|Intro||American graphic designer|
|Is||Photographer Designer Artist Graphic designer|
|From||United States of America|
|Birth||30 May 1944, East Los Angeles, Los Angeles County, California, USA|
John Charles Casado (born May 30, 1944) is an American graphic designer, artist and photographer, best known for designing logos for the first Macintosh computer, Esprit, and New Line Cinema, as well as numerous album covers for the Doobie Brothers, Carole King, and others.
Early life and education
Casado was born in East Los Angeles, California. He graduated from Dorsey High School in Los Angeles and then went to the University of California at Los Angeles. He graduated from The Art Center School in Los Angeles, now located in Pasadena and called the Art Center College of Design, in 1964.
Advertising and design
Because Casado’s father was an advertising art director beginning in the early '50s, he knew a lot about the business of advertising and design. Before graduating from the Art Center, he was already teaching their beginning class in advertising. Upon graduating, he went to New York to find his first job as an art director. He ended up in Los Angeles, becoming advertising art director for Young & Rubicam. Casado knew from his father’s experience in advertising that there was no loyalty in the profession, so he would change jobs often. Casado had the opportunity to meet many of the best designers in Los Angeles when he was young because they were friendly with his father. Among the many were: Saul Bass, Charles Eames, Jim Cross, Louis Danzinger and Ken Parkhurst.
In 1966, Casado left advertising to work for Saul Bass Design. He was part of the team that created a new trademark for Continental Airlines and packaging for Northern Towels. He also helped storyboard the Academy Award-winning animated documentary short Why Man Creates (1968), directed by Bass.
Casado started his own design firm with his then-wife Barbara in 1970. He met Christopher Whorf, art director for Warner Bros. Records, and that relationship opened the door for Casado to do projects with Warner Bros., Capitol Records, A&M Records, United Artists and many smaller labels. He designed the Grammy Award-winning album cover for Mason Proffit’s Come and Gone (1973), art directed by Whorf. In 1978, he created the iconic logotype for The Band and The Last Waltz album and film, directed by Martin Scorsese and featuring appearances from Neil Young, Bob Dylan, Joni Mitchell, Van Morrison and others. During that time, he also created a Warner Bros. Records sampler album, featuring Frank Zappa, which replicated a blister package of baloney making the three records inside baloney color.

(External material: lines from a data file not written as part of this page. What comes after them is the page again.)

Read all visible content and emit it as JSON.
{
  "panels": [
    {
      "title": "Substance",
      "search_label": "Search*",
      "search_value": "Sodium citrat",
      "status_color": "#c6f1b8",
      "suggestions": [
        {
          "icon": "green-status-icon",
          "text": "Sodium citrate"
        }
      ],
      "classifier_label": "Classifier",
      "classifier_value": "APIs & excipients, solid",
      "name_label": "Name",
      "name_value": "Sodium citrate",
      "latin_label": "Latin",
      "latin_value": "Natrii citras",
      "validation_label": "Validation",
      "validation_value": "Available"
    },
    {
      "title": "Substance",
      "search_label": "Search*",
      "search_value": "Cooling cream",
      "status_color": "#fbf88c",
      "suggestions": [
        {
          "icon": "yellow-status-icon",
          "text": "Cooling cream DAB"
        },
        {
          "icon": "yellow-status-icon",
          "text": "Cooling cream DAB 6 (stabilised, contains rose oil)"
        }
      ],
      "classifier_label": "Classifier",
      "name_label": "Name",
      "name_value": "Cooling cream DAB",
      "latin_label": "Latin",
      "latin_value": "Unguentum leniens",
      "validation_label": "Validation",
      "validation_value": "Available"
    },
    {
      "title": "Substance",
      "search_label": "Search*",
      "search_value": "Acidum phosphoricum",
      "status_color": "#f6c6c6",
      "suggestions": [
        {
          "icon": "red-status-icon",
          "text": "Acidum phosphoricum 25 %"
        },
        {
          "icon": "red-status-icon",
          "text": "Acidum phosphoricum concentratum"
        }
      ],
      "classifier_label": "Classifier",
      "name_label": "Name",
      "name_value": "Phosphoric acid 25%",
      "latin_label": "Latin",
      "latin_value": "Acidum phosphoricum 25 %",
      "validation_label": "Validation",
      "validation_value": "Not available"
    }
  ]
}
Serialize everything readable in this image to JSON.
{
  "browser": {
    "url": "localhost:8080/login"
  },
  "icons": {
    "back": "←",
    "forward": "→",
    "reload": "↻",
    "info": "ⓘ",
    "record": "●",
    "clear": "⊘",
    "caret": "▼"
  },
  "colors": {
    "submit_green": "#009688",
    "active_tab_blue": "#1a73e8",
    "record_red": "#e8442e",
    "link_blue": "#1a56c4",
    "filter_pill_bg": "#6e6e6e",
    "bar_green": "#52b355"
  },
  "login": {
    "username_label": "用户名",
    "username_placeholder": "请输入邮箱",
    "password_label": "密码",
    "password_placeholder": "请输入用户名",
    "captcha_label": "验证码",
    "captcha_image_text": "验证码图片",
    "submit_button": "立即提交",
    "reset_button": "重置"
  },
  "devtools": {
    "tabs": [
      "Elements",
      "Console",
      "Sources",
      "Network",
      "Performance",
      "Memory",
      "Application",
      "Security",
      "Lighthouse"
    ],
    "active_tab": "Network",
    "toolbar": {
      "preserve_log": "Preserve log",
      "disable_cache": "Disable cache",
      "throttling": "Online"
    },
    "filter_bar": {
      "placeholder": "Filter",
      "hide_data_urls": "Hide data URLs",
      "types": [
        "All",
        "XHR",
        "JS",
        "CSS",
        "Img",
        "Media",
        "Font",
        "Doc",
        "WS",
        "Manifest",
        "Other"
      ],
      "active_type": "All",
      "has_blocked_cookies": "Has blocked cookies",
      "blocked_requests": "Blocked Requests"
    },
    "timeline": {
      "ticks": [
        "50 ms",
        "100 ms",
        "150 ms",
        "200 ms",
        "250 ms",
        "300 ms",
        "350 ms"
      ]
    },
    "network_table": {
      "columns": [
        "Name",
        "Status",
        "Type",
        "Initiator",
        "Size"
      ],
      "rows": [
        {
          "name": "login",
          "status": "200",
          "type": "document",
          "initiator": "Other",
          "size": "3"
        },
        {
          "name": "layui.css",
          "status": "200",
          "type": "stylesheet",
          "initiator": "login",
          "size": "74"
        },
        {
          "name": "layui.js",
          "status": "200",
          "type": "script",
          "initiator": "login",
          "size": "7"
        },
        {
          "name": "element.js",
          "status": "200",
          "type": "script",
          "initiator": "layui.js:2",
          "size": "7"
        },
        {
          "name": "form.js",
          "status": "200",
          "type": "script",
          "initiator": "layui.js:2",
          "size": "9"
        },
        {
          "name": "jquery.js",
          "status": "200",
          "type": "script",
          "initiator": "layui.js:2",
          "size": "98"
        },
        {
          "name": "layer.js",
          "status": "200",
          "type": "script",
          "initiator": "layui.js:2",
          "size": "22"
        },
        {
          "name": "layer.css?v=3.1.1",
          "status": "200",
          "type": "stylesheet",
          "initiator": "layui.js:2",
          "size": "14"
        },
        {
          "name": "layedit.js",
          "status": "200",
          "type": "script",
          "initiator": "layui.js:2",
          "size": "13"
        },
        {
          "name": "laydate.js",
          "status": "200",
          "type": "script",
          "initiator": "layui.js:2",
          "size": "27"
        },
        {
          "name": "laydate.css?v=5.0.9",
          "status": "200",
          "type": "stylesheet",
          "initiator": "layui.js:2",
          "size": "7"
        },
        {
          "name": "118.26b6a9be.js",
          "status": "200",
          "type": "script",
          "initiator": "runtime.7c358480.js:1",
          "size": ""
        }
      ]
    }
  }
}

Casado designed and/or photographed album covers for: Carole King, Aaron Neville, Barry White, Diana Ross, Ashford and Simpson, Loggins & Messina, Captain Beefheart, John Fahey, Malo, Bonnie Raitt, Arlo Guthrie, Gordon Lightfoot and the first four albums covers for The Doobie Brothers. He designed many posters, including for Deep Purple, The Allman Brothers Band's Eat a Peach album, and Jerry Garcia and Bob Weir of The Grateful Dead. Casado also designed the history of film music for Warner Brothers. During this period, Casado also did movie poster developments for film director Sam Peckinpah.
In 1979, Casado developed and designed the stencil-effect logo for women's apparel company Esprit. In 1981, he moved to San Francisco, focused primarily on corporate work. He designed the branding trademark of the first Macintosh computer, introduced in 1984, for Tom Hughes, Steve Jobs and Apple. Often referred to as the "Picasso logo", its style was actually inspired by Matisse. Casado's original drawings of the logo are archived at The Art Center College of Design. He also designed the New Line Cinema logo.
Casado’s poster for Jeanne Marc, fashion, was placed in the permanent collection of the Museum of Modern Art in New York. He has also designed more than a dozen posters for the Mill Valley Film Festival.
In 1988, Casado became a professional photographer, shooting advertising and fashion photographs. His photographs have been in exhibits at galleries across the United States, and some of his photographs are in the permanent collection at the New Orleans Museum of Art.